. . . is found to be not-so-mythical in Oregon. That state imposed a confiscatory tax on high-income ($200k) taxpayers, and saw it fall flat on its face:
Instead of $180 million collected last year from the new tax, the state received $130 million. The Eugene Register-Guard newspaper reports that after the tax was raised “income tax and other revenue collections began plunging so steeply that any gains from the two measures seemed trivial.”
One reason revenues are so low is that about one-quarter of the rich tax filers seem to have gone missing. The state expected 38,000 Oregonians to pay the higher tax, but only 28,000 did. Funny how that always happens. These numbers are in line with a Cascade Policy Institute study, based on interstate migration patterns, predicting that the tax surcharge would lead to 80,000 fewer wealthy tax filers in Oregon over the next decade.
The Laffer Curve is always stronger at the state and local level. People don’t want to leave America, so at the national level their only choice is between work and leisure. Not so at the state and local level; it’s easy to move to another state. And on that point, Michael Barone’s latest is relevant:
For those of us who are demographic buffs, Christmas came four days early when Census Bureau director Robert Groves announced on Tuesday the first results of the 2010 census. . .
Growth tends to be stronger where taxes are lower. Seven of the nine states that do not levy an income tax grew faster than the national average. The other two, South Dakota and New Hampshire, had the fastest growth in their regions, the Midwest and New England.

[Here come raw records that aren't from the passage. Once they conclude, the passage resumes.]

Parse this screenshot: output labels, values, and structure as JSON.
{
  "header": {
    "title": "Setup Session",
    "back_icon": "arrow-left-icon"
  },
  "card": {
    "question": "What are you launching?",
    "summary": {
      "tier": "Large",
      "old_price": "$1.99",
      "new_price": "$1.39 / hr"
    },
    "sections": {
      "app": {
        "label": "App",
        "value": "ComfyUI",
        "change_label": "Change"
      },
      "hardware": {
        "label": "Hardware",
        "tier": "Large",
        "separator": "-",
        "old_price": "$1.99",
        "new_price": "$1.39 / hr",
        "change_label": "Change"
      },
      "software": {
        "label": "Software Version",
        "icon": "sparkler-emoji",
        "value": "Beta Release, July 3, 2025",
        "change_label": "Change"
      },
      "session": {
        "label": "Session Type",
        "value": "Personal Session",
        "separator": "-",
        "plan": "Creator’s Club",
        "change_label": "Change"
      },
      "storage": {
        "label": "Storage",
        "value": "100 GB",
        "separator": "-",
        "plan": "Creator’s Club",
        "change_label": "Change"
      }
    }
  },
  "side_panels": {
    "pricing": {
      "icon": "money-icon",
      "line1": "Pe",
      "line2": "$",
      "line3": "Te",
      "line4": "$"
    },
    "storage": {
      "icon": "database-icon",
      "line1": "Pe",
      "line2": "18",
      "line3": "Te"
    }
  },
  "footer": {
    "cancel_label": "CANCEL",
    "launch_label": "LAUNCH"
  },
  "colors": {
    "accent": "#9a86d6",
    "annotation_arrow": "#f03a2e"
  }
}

Altogether, 35 percent of the nation’s total population growth occurred in these nine non-taxing states, which accounted for just 19 percent of total population at the beginning of the decade.